Grand River Hospital is a large high volume community hospital located in Kitchener, Ontario. GRH receives approx. 66,500 patient ED visits per year and of this volume 16 % are of the older adult population seen in ED per year.
GRH wanted to implement a quick and easy evidence-based screening tool for the older adult population to ensure access to the appropriate resources during and after their ED visit. The implementation has also streamlined the ED RN assessment and built a common language to improve the quality of care delivered to the older adult cohort in the ED environment.
GRH implemented the Assessment Urgency Algorithm (AUA) to ensure comprehensive screening of older adults that is conducive to a fast paced and busy ED. The AUA is completed electronically at the bedside on all patients aged 65 years +. The screening tool “scores” the patient, and the patient is linked with appropriate resources in and outside of the ED based on the score/their needs. In doing so, the AUA ensures a senior friendly approach to assessing older adults while in the emergency department.
The Challenges and Drivers
Key metric: At GRH we measure compliance (% of AUA completed from the # of patients eligible for assessment ) of score completion by the RN in the secondary assessment phase of the patient visit.
The cost in our implementation was approx. $3000, basically the cost of the iPads and chargers as this is the device that the AUA is completed on by the patient at the bedside. The human resources capital was imbedded in the day-to-day work of the people who were involved in the project .
Challenges include compliance with screening. Drivers: We addressed this by ensuring the GEM nurse was a key stakeholder in the development and implementation of the AUA project. The GEM nurse reinforces the purpose and value of AUA screening.
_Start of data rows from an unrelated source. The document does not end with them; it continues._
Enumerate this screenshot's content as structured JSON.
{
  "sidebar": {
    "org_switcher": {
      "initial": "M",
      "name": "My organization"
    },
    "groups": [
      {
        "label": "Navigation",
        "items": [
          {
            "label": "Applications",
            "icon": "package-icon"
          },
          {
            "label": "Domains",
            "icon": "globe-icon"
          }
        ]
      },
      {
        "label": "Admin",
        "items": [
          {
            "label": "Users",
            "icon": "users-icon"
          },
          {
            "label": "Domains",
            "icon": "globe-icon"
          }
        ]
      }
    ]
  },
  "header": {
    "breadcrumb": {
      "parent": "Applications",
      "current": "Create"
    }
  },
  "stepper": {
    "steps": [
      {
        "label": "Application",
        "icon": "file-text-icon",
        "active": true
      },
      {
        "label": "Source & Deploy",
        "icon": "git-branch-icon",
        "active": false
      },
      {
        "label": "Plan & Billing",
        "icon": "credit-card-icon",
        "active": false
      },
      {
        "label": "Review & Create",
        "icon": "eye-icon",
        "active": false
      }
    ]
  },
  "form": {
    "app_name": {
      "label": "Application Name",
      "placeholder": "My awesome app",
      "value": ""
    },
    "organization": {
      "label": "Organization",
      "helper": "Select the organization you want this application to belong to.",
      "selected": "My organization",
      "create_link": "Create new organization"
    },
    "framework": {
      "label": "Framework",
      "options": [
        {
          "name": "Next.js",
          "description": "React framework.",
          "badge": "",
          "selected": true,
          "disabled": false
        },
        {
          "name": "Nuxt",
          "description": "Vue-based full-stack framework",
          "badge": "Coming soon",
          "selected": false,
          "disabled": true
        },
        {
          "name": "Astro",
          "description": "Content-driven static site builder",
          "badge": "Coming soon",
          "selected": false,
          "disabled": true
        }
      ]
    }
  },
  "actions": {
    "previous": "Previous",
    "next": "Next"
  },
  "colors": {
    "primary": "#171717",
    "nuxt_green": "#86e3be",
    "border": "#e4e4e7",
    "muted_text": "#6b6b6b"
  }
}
We did recognize early on that trying to assess and capture the AUA score in triage was not going to be successful: it became one more thing to do and did not particularly add value to the triage component of the ED visit. Compliance amongst the RN staff increased when the completion of the tool became part of the primary RN‘s assessment of the patient.
Positive outcomes include: engagement of community family physicians through the AUA reports being sent to the family physician about their patient’s visit to the ED positively impacted continuity of care.
We find the AUA to be more sensitive and specific then previous tools used, ensuring allocation of resources appropriately. Patients and families also received AUA information specific to them on discharge that was developed by our GEM CNS and NP. This information gives the patient information to refer to and to take with them to their family physician or follow up provider.
Contact: Sarah Sullivan email@example.com ED GEM CNS and Interim Manager of Medicine, Jill Schitka Jill.Schitka@grhosp.on.ca Director Emergency and Acute Care